Meanwhile, it’s fucking Ghostbusters.
What’s even better about Ghostbusters is that you can write something similarly convincing about how progressive Ghostbusters is. When Ray, Pete, and Egon stand before Gozer the Gozerian they are scientists of no discernible religious disposition standing against a god (Winston is a Black Baptist Christian but he’s also just an employee) and they’ve come to defeat that god with science. Ghostbusters, fundamentally, stripped to its core, is a movie about science versus superstition – the ascendant technological ingenuity of man (and not even “special” ingenuity that only genius scientists can use, the Ghostbusters have already refined their tech into a democratized user-friendly form; Venkman isn’t especially technologically gifted, and there’s a bit where Winston, a working-class meathead, is shown that operating the stuff is a matter of plugging it into the wall and pushing a button) versus the ancient powers of literal gods. And since nearly all modern stories about humanity’s struggles with ancient or fictional gods are subtextually “about” the relation of said story’s society of origin to its own currently-dominant spiritual belief systems…yeah, you see where this going: Ghostbusters is a science-vs-religion story where religion gets its ass handed to it.
Yeah. That vision of intellectual progress and that vision of reactionary restoration ARE perfectly compatible, aren’t they?Report
This needs to be a full piece.Report
It’s just a repost from someone’s Tumblr, I think me retelling it here in the comments is sufficient. The guy’s blog is quite good though!Report
The dickless EPA guy
I think of him whenever I see a computer described as “diskless”.Report

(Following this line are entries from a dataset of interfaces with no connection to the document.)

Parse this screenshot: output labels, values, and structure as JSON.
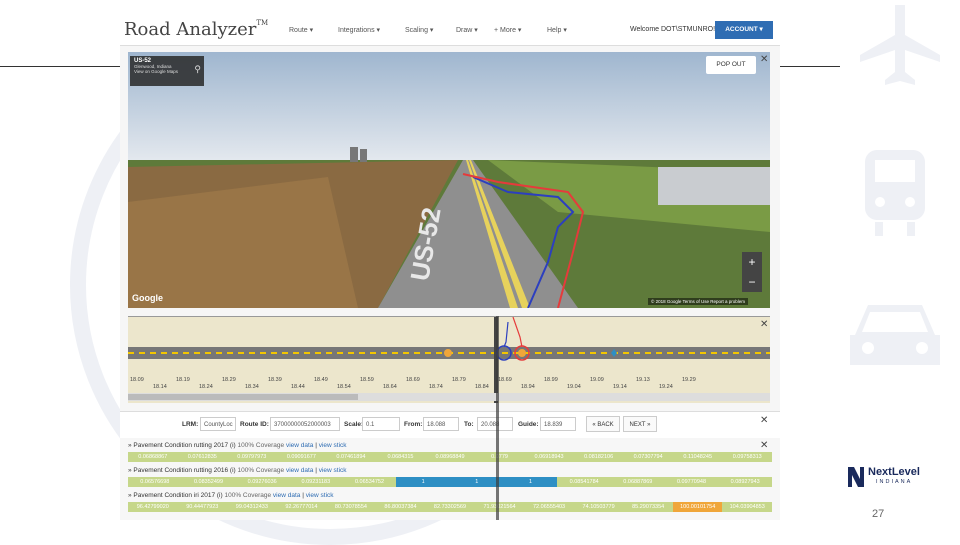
{
  "slide": {
    "page_number": "27"
  },
  "next_level_logo": {
    "name": "NextLevel",
    "sub": "INDIANA"
  },
  "app": {
    "title": "Road Analyzer",
    "tm": "TM",
    "nav": [
      "Route ▾",
      "Integrations ▾",
      "Scaling ▾",
      "Draw ▾",
      "+ More ▾",
      "Help ▾"
    ],
    "welcome": "Welcome DOT\\STMUNRO!",
    "account_label": "ACCOUNT ▾"
  },
  "streetview": {
    "road": "US-52",
    "location": "Glenwood, Indiana",
    "google_maps_link": "View on Google Maps",
    "popout_label": "POP OUT",
    "google_logo": "Google",
    "footer": "© 2018 Google   Terms of Use   Report a problem",
    "road_marking": "US-52"
  },
  "strip_map": {
    "tick_labels": [
      "18.09",
      "18.19",
      "18.29",
      "18.39",
      "18.49",
      "18.59",
      "18.69",
      "18.79",
      "18.69",
      "18.99",
      "19.09",
      "19.13",
      "19.29",
      "18.14",
      "18.24",
      "18.34",
      "18.44",
      "18.54",
      "18.64",
      "18.74",
      "18.84",
      "18.94",
      "19.04",
      "19.14",
      "19.24"
    ]
  },
  "controls": {
    "lrm_label": "LRM:",
    "lrm_value": "CountyLoc",
    "route_id_label": "Route ID:",
    "route_id_value": "37000000052000003",
    "scale_label": "Scale:",
    "scale_value": "0.1",
    "from_label": "From:",
    "from_value": "18.088",
    "to_label": "To:",
    "to_value": "20.088",
    "guide_label": "Guide:",
    "guide_value": "18.839",
    "back_label": "« BACK",
    "next_label": "NEXT »"
  },
  "data_rows": [
    {
      "title": "» Pavement Condition rutting 2017 (i)",
      "coverage": "100% Coverage",
      "view_data": "view data",
      "view_stick": "view stick",
      "values": [
        "0.06868867",
        "0.07612835",
        "0.09797973",
        "0.09091677",
        "0.07461894",
        "0.0684315",
        "0.08968849",
        "0.0779",
        "0.06918943",
        "0.08182106",
        "0.07307794",
        "0.11048245",
        "0.09758313"
      ]
    },
    {
      "title": "» Pavement Condition rutting 2016 (i)",
      "coverage": "100% Coverage",
      "view_data": "view data",
      "view_stick": "view stick",
      "values": [
        "0.06576698",
        "0.08352499",
        "0.09276036",
        "0.09231183",
        "0.06534752",
        "1",
        "1",
        "1",
        "0.08541784",
        "0.06887869",
        "0.09770948",
        "0.08927943"
      ]
    },
    {
      "title": "» Pavement Condition iri 2017 (i)",
      "coverage": "100% Coverage",
      "view_data": "view data",
      "view_stick": "view stick",
      "values": [
        "96.42799020",
        "90.44477923",
        "99.04312433",
        "92.26777014",
        "80.73078554",
        "86.80037384",
        "82.73302569",
        "71.93021564",
        "72.06555403",
        "74.10503779",
        "85.29073354",
        "100.00101754",
        "104.03904853"
      ]
    }
  ],
  "colors": {
    "accent": "#2f6db3",
    "data_green": "#c6d78a",
    "data_blue": "#2e8fc4",
    "data_orange": "#f0a63a",
    "trace_red": "#e53b3b",
    "trace_blue": "#2c3fbf"
  }
}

Yes, it’s true. This computer has no disk.Report
I noticed the other day that so long as you don’t care about price, you can now buy SSDs in standard physical sizes that have much more storage than actual disks. I’ve been a “what can you do with small computers” guy for as long as there have been small computers, but even the small computers have outpaced anything I might need. The hard disks on my Mac total a terabyte; despite dumping movies, music, the archive for most of a lifetime of tech work, and now large image databases for studying computer vision, I’ve only used up 500 GB. The world has passed me by…Report

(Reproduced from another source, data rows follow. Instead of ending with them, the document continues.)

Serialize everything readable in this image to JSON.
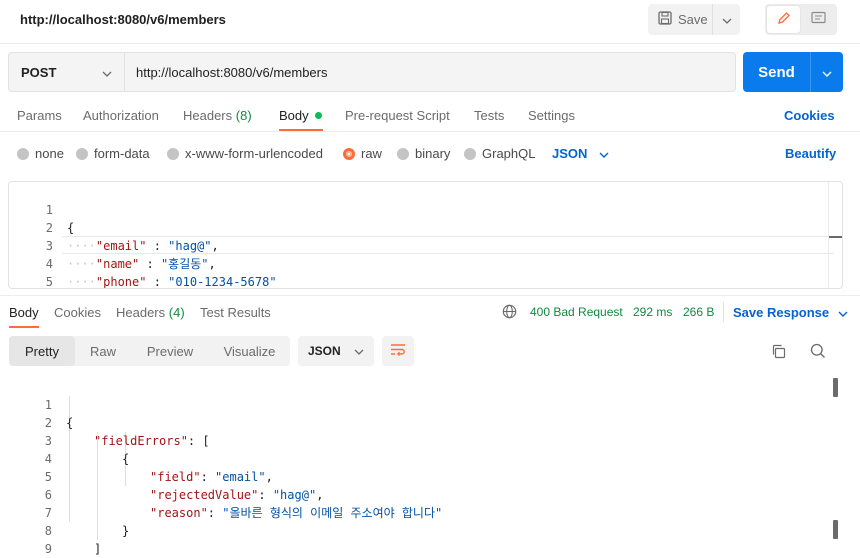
{
  "window": {
    "title": "http://localhost:8080/v6/members",
    "save_label": "Save"
  },
  "request": {
    "method": "POST",
    "url": "http://localhost:8080/v6/members",
    "send_label": "Send"
  },
  "request_tabs": {
    "params": "Params",
    "authorization": "Authorization",
    "headers": "Headers",
    "headers_count": "(8)",
    "body": "Body",
    "prerequest": "Pre-request Script",
    "tests": "Tests",
    "settings": "Settings",
    "cookies": "Cookies"
  },
  "body_types": {
    "none": "none",
    "form_data": "form-data",
    "urlencoded": "x-www-form-urlencoded",
    "raw": "raw",
    "binary": "binary",
    "graphql": "GraphQL",
    "language": "JSON",
    "beautify": "Beautify",
    "selected": "raw"
  },
  "request_body": {
    "line_numbers": [
      "1",
      "2",
      "3",
      "4",
      "5"
    ],
    "open": "{",
    "close": "}",
    "fields": [
      {
        "key": "\"email\"",
        "sep": " : ",
        "value": "\"hag@\"",
        "trail": ","
      },
      {
        "key": "\"name\"",
        "sep": " : ",
        "value": "\"홍길동\"",
        "trail": ","
      },
      {
        "key": "\"phone\"",
        "sep": " : ",
        "value": "\"010-1234-5678\"",
        "trail": ""
      }
    ]
  },
  "response_tabs": {
    "body": "Body",
    "cookies": "Cookies",
    "headers": "Headers",
    "headers_count": "(4)",
    "test_results": "Test Results"
  },
  "response_status": {
    "status": "400 Bad Request",
    "time": "292 ms",
    "size": "266 B",
    "save_response": "Save Response"
  },
  "response_view": {
    "pretty": "Pretty",
    "raw": "Raw",
    "preview": "Preview",
    "visualize": "Visualize",
    "format": "JSON"
  },
  "response_body": {
    "line_numbers": [
      "1",
      "2",
      "3",
      "4",
      "5",
      "6",
      "7",
      "8",
      "9"
    ],
    "l1": "{",
    "l2_key": "\"fieldErrors\"",
    "l2_rest": ": [",
    "l3": "{",
    "l4_key": "\"field\"",
    "l4_val": "\"email\"",
    "l5_key": "\"rejectedValue\"",
    "l5_val": "\"hag@\"",
    "l6_key": "\"reason\"",
    "l6_val": "\"올바른 형식의 이메일 주소여야 합니다\"",
    "l7": "}",
    "l8": "]",
    "l9": "}"
  },
  "colors": {
    "accent": "#ff6c37",
    "send": "#097bed",
    "status_green": "#0c8c3e",
    "link_blue": "#0265d2"
  }
}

It’s interesting to me that you picked two of my top ten horror movies, and arguably the #1 on my least-favorite list.
To me, horror has three elements. I could probably call them three stages, because they usually occur in sequence, but not always. Sometimes all three don’t appear at all. Dread is the first, that sense that there’s something unexplainable wrong. Stephen King is a master at this, or to put it another way, he doesn’t know how to write an ending. The Shining really is a Stephen King movie, even though he wouldn’t recognize it as such. Every frame tells you that something horrible is happening.

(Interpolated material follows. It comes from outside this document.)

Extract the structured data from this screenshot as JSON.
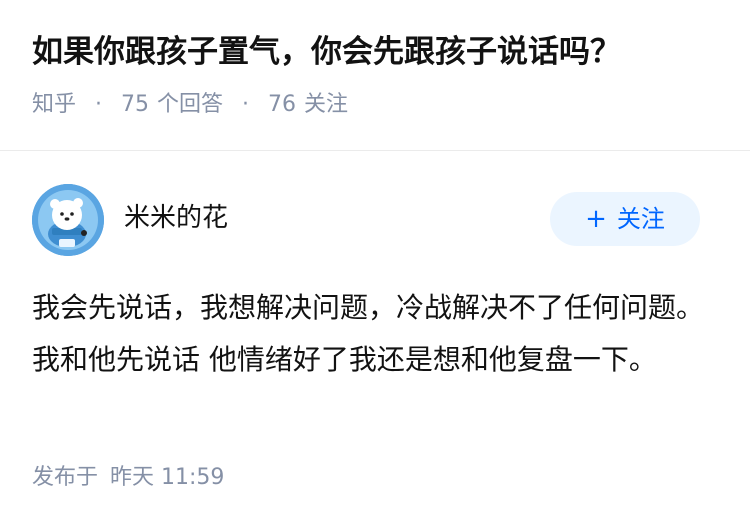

Once we get some understanding of the situation, we get to suspense. Some specific bad thing is about to happen. I don’t think The Blair Witch Project ever gets to this point, but that doesn’t make it any less scary. The Thing is a classic in terms of suspense. The paranoia in that one scene – everyone knows which one – is as thick as in any movie ever made. The movie also nails the third element, which is the violence.
I find the violence so cruel in Hellraiser that I can’t enjoy anything about the movie. The violence in The Thing is mind-boggling, both technically and in sheer insanity. Hellraiser was just genuinely shocking without being compelling. You mentioned Aliens, which I’m not really a fan of, but if you’re looking for violence without suspense, the most famous example is in the first movie in the series. There’s something odd happening, but it’s gone now, so let’s all relax OH MY GOD.Report